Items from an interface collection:

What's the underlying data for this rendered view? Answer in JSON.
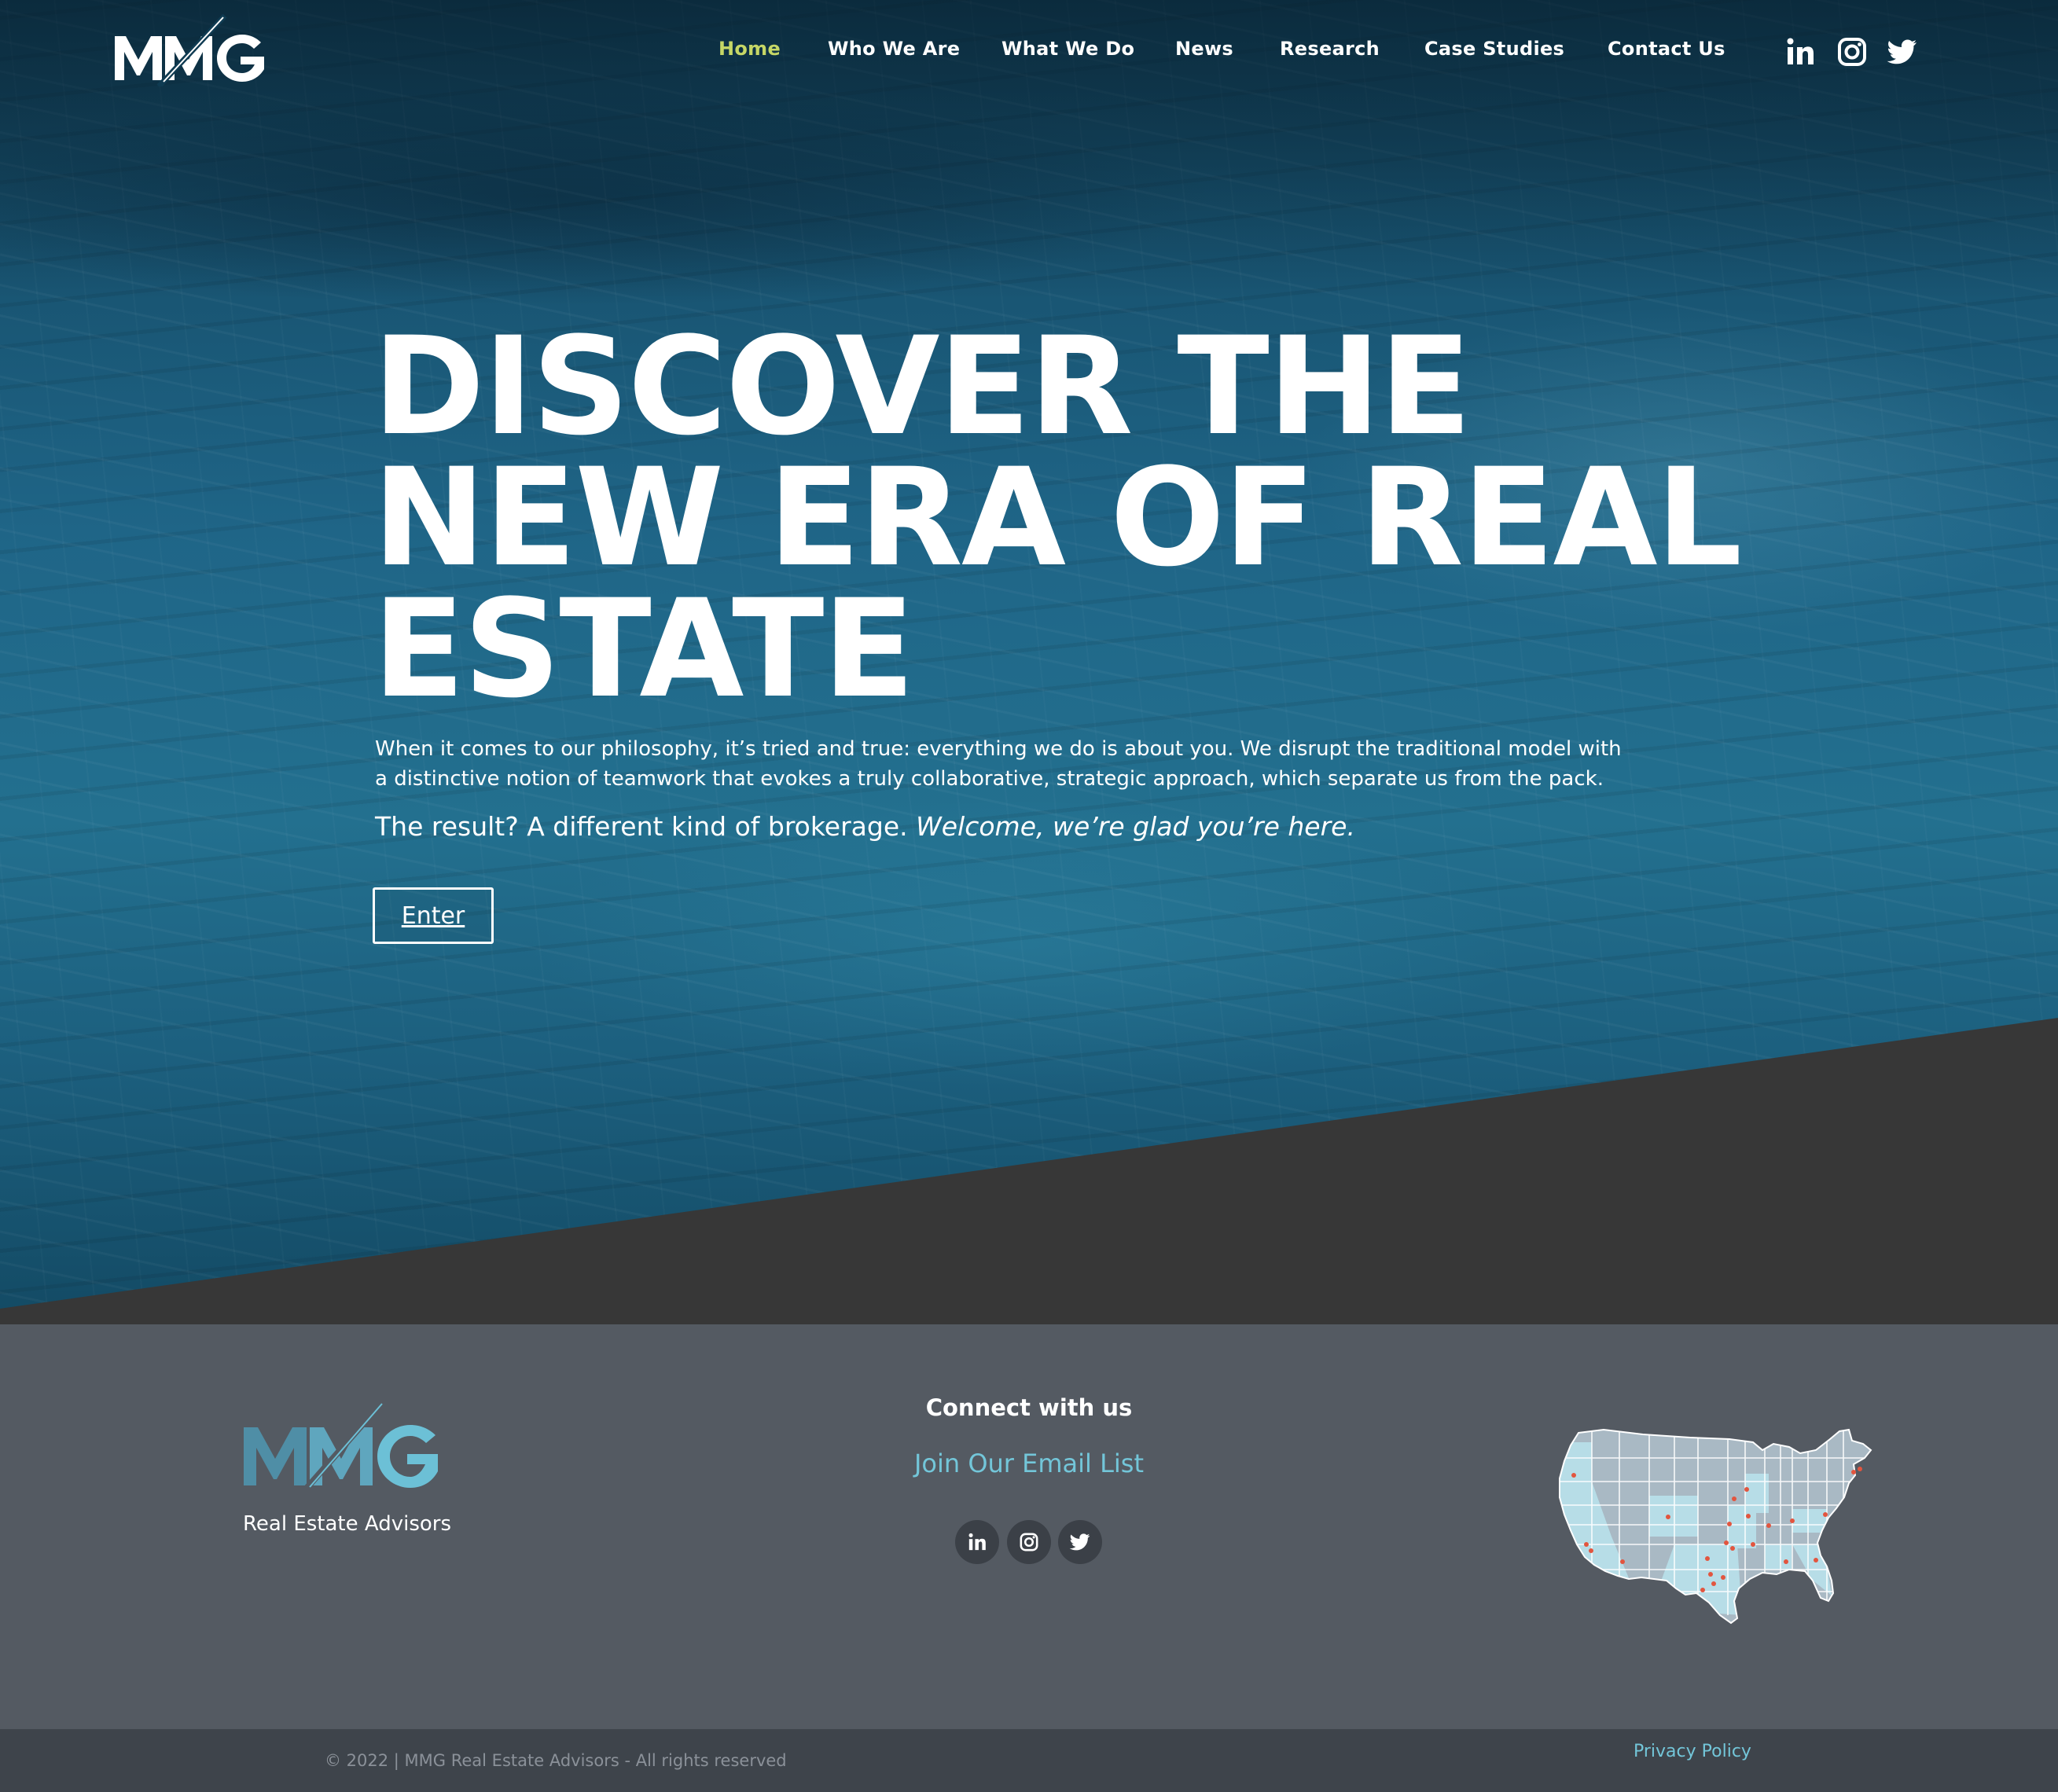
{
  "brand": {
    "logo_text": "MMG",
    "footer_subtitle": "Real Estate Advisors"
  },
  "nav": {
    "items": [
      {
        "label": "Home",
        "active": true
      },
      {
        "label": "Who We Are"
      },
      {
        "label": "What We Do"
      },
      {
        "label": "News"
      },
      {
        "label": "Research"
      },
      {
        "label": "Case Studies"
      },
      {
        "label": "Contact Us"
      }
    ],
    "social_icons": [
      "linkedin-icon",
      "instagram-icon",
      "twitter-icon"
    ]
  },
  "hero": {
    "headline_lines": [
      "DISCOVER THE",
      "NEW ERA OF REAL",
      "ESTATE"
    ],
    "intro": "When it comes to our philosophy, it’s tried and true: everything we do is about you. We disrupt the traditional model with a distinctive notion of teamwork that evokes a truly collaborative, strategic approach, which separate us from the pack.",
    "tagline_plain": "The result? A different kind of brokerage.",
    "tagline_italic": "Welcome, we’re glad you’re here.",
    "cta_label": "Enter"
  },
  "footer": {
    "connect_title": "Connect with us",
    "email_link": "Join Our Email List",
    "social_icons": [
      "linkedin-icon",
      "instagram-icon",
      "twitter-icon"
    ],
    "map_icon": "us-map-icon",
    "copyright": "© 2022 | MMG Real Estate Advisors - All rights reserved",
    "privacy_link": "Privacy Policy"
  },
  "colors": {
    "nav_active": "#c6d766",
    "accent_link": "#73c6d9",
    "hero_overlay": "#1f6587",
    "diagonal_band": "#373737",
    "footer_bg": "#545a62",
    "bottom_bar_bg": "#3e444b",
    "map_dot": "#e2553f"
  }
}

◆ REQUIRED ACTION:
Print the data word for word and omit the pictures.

◆ TASK RESULT:
What's the underlying data for this rendered view? Answer in JSON.
{
  "brand": {
    "logo_text": "MMG",
    "footer_subtitle": "Real Estate Advisors"
  },
  "nav": {
    "items": [
      {
        "label": "Home",
        "active": true
      },
      {
        "label": "Who We Are"
      },
      {
        "label": "What We Do"
      },
      {
        "label": "News"
      },
      {
        "label": "Research"
      },
      {
        "label": "Case Studies"
      },
      {
        "label": "Contact Us"
      }
    ],
    "social_icons": [
      "linkedin-icon",
      "instagram-icon",
      "twitter-icon"
    ]
  },
  "hero": {
    "headline_lines": [
      "DISCOVER THE",
      "NEW ERA OF REAL",
      "ESTATE"
    ],
    "intro": "When it comes to our philosophy, it’s tried and true: everything we do is about you. We disrupt the traditional model with a distinctive notion of teamwork that evokes a truly collaborative, strategic approach, which separate us from the pack.",
    "tagline_plain": "The result? A different kind of brokerage.",
    "tagline_italic": "Welcome, we’re glad you’re here.",
    "cta_label": "Enter"
  },
  "footer": {
    "connect_title": "Connect with us",
    "email_link": "Join Our Email List",
    "social_icons": [
      "linkedin-icon",
      "instagram-icon",
      "twitter-icon"
    ],
    "map_icon": "us-map-icon",
    "copyright": "© 2022 | MMG Real Estate Advisors - All rights reserved",
    "privacy_link": "Privacy Policy"
  },
  "colors": {
    "nav_active": "#c6d766",
    "accent_link": "#73c6d9",
    "hero_overlay": "#1f6587",
    "diagonal_band": "#373737",
    "footer_bg": "#545a62",
    "bottom_bar_bg": "#3e444b",
    "map_dot": "#e2553f"
  }
}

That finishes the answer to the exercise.